Skip to main content
Select Source:

Duran

Duran, Durand (both: düräN´), or Durante (düräNt´), Jewish family of scholars. Profiat Isaac ben Moshe ha-Levi Duran, 1350–1414, called Efodi, was born probably in Perpignan, France, but he moved to Catalonia. In 1391, when widespread massacres of Spanish Jews resulted in mass conversions, Duran was one of the many who professed Christianity but in reality remained true to his faith. He ultimately returned openly to Judaism. He wrote a Hebrew grammar and a satiric epistle against Christianity, which was at first accepted by Christian authorities but later burned when its real intent was recognized. Simon ben Zemah Duran, 1361–1444, called Rashbatz, was a poet, physician, and Talmudic authority. He fled Spain after the persecutions of 1391 and became rabbi of Algiers. His writings were notable in the field of Jewish law and philosophy.

Cite this article
Pick a style below, and copy the text for your bibliography.

  • MLA
  • Chicago
  • APA

"Duran." The Columbia Encyclopedia, 6th ed.. . Encyclopedia.com. 19 Sep. 2017 <http://www.encyclopedia.com>.

"Duran." The Columbia Encyclopedia, 6th ed.. . Encyclopedia.com. (September 19, 2017). http://www.encyclopedia.com/reference/encyclopedias-almanacs-transcripts-and-maps/duran

"Duran." The Columbia Encyclopedia, 6th ed.. . Retrieved September 19, 2017 from Encyclopedia.com: http://www.encyclopedia.com/reference/encyclopedias-almanacs-transcripts-and-maps/duran

Duran, Simeon Ben Zemah

Duran, Simeon Ben Zemah, known as Rashbaz (1361–1444). Rabbinic authority and philosopher.

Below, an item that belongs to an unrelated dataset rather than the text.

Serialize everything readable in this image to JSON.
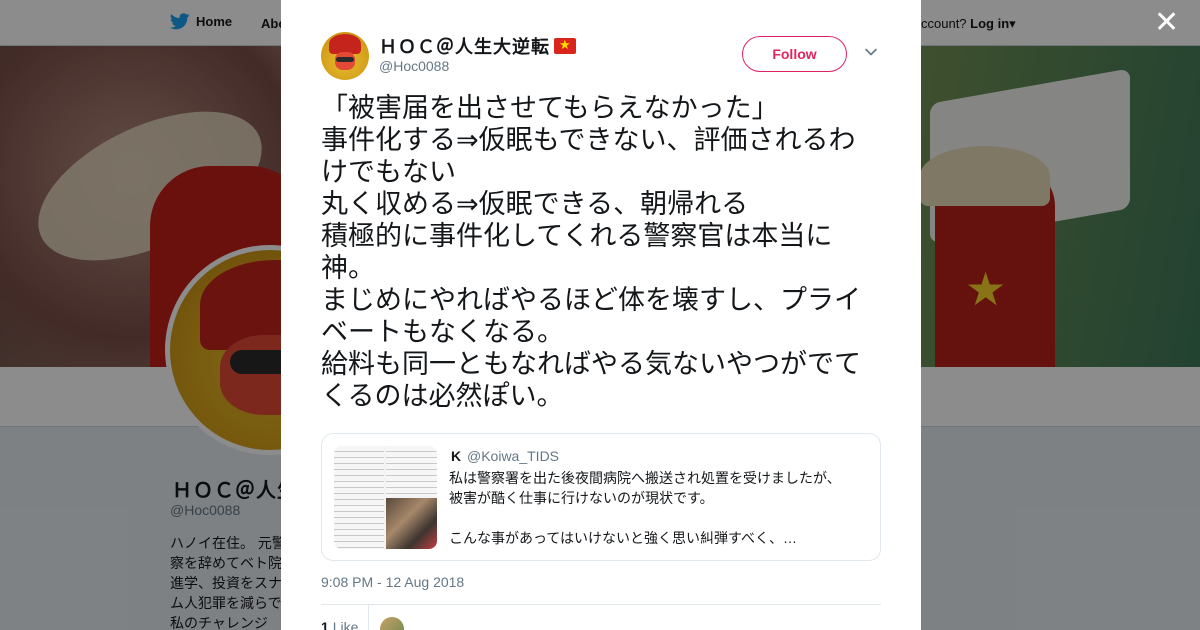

He emigrated from Majorca to Algeria in 1391 where he became Chief Rabbi in 1408. He was regarded as a great legal authority and was well-known for his careful judgements. He respected, but did not always agree with, the philosophy of Maimonides. His major philosophical work was Magen Avot (Shield of the Fathers), written as an introduction to Avot. He maintained that many so-called dogmas were open to argument (and substantiation), but that Judaism must insist on three foundational beliefs which were not to be disputed: the existence of God; the divine origin of Torah; and reward and punishment after death.

Cite this article
Pick a style below, and copy the text for your bibliography.

  • MLA
  • Chicago
  • APA

"Duran, Simeon Ben Zemah." The Concise Oxford Dictionary of World Religions. . Encyclopedia.com. 19 Sep. 2017 <http://www.encyclopedia.com>.

"Duran, Simeon Ben Zemah." The Concise Oxford Dictionary of World Religions. . Encyclopedia.com. (September 19, 2017). http://www.encyclopedia.com/religion/dictionaries-thesauruses-pictures-and-press-releases/duran-simeon-ben-zemah

"Duran, Simeon Ben Zemah." The Concise Oxford Dictionary of World Religions. . Retrieved September 19, 2017 from Encyclopedia.com: http://www.encyclopedia.com/religion/dictionaries-thesauruses-pictures-and-press-releases/duran-simeon-ben-zemah